### Requirement
Below are some records; retype all of them exactly.

─── Excerpted records

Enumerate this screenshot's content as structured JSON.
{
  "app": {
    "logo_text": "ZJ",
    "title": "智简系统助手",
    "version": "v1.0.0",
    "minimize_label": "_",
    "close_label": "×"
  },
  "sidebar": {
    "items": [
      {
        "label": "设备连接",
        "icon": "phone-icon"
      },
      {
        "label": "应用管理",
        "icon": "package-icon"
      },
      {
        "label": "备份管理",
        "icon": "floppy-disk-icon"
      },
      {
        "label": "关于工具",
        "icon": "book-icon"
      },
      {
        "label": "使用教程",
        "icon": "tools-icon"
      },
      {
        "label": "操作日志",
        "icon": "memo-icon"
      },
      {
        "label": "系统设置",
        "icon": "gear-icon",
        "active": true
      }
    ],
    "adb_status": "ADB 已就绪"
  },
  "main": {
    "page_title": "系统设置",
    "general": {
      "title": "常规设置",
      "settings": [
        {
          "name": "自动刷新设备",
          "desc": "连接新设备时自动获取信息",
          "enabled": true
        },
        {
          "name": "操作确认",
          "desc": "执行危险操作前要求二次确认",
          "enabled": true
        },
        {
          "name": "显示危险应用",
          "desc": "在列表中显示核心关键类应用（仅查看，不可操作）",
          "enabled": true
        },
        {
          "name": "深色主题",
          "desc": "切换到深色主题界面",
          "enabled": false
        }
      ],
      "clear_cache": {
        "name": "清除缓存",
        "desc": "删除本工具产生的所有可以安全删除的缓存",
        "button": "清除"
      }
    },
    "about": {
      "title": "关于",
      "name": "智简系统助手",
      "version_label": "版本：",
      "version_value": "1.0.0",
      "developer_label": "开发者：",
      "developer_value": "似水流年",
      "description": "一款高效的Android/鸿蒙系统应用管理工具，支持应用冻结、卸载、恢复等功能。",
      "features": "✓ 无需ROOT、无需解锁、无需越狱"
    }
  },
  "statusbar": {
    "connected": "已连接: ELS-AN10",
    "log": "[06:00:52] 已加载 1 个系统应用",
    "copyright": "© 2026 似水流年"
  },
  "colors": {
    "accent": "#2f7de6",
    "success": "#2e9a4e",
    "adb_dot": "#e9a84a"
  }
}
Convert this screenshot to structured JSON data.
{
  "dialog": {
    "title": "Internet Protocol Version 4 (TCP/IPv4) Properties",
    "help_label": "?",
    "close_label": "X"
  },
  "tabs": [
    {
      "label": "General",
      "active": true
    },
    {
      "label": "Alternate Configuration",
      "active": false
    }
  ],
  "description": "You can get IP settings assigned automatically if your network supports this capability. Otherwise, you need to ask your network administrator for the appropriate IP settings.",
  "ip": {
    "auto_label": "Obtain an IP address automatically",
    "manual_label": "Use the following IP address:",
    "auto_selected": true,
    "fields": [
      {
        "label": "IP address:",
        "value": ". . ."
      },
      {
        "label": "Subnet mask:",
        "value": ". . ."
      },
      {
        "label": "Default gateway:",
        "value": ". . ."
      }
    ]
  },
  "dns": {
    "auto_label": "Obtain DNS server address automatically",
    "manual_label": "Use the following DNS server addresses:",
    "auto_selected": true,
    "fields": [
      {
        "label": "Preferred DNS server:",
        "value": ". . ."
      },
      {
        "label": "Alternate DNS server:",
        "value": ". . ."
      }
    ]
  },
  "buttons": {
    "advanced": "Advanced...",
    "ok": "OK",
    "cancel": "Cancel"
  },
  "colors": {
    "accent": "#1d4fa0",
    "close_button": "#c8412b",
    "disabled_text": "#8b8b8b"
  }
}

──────

### Output for this exercise
Enumerate this screenshot's content as structured JSON.
{
  "app": {
    "logo_text": "ZJ",
    "title": "智简系统助手",
    "version": "v1.0.0",
    "minimize_label": "_",
    "close_label": "×"
  },
  "sidebar": {
    "items": [
      {
        "label": "设备连接",
        "icon": "phone-icon"
      },
      {
        "label": "应用管理",
        "icon": "package-icon"
      },
      {
        "label": "备份管理",
        "icon": "floppy-disk-icon"
      },
      {
        "label": "关于工具",
        "icon": "book-icon"
      },
      {
        "label": "使用教程",
        "icon": "tools-icon"
      },
      {
        "label": "操作日志",
        "icon": "memo-icon"
      },
      {
        "label": "系统设置",
        "icon": "gear-icon",
        "active": true
      }
    ],
    "adb_status": "ADB 已就绪"
  },
  "main": {
    "page_title": "系统设置",
    "general": {
      "title": "常规设置",
      "settings": [
        {
          "name": "自动刷新设备",
          "desc": "连接新设备时自动获取信息",
          "enabled": true
        },
        {
          "name": "操作确认",
          "desc": "执行危险操作前要求二次确认",
          "enabled": true
        },
        {
          "name": "显示危险应用",
          "desc": "在列表中显示核心关键类应用（仅查看，不可操作）",
          "enabled": true
        },
        {
          "name": "深色主题",
          "desc": "切换到深色主题界面",
          "enabled": false
        }
      ],
      "clear_cache": {
        "name": "清除缓存",
        "desc": "删除本工具产生的所有可以安全删除的缓存",
        "button": "清除"
      }
    },
    "about": {
      "title": "关于",
      "name": "智简系统助手",
      "version_label": "版本：",
      "version_value": "1.0.0",
      "developer_label": "开发者：",
      "developer_value": "似水流年",
      "description": "一款高效的Android/鸿蒙系统应用管理工具，支持应用冻结、卸载、恢复等功能。",
      "features": "✓ 无需ROOT、无需解锁、无需越狱"
    }
  },
  "statusbar": {
    "connected": "已连接: ELS-AN10",
    "log": "[06:00:52] 已加载 1 个系统应用",
    "copyright": "© 2026 似水流年"
  },
  "colors": {
    "accent": "#2f7de6",
    "success": "#2e9a4e",
    "adb_dot": "#e9a84a"
  }
}
Convert this screenshot to structured JSON data.
{
  "dialog": {
    "title": "Internet Protocol Version 4 (TCP/IPv4) Properties",
    "help_label": "?",
    "close_label": "X"
  },
  "tabs": [
    {
      "label": "General",
      "active": true
    },
    {
      "label": "Alternate Configuration",
      "active": false
    }
  ],
  "description": "You can get IP settings assigned automatically if your network supports this capability. Otherwise, you need to ask your network administrator for the appropriate IP settings.",
  "ip": {
    "auto_label": "Obtain an IP address automatically",
    "manual_label": "Use the following IP address:",
    "auto_selected": true,
    "fields": [
      {
        "label": "IP address:",
        "value": ". . ."
      },
      {
        "label": "Subnet mask:",
        "value": ". . ."
      },
      {
        "label": "Default gateway:",
        "value": ". . ."
      }
    ]
  },
  "dns": {
    "auto_label": "Obtain DNS server address automatically",
    "manual_label": "Use the following DNS server addresses:",
    "auto_selected": true,
    "fields": [
      {
        "label": "Preferred DNS server:",
        "value": ". . ."
      },
      {
        "label": "Alternate DNS server:",
        "value": ". . ."
      }
    ]
  },
  "buttons": {
    "advanced": "Advanced...",
    "ok": "OK",
    "cancel": "Cancel"
  },
  "colors": {
    "accent": "#1d4fa0",
    "close_button": "#c8412b",
    "disabled_text": "#8b8b8b"
  }
}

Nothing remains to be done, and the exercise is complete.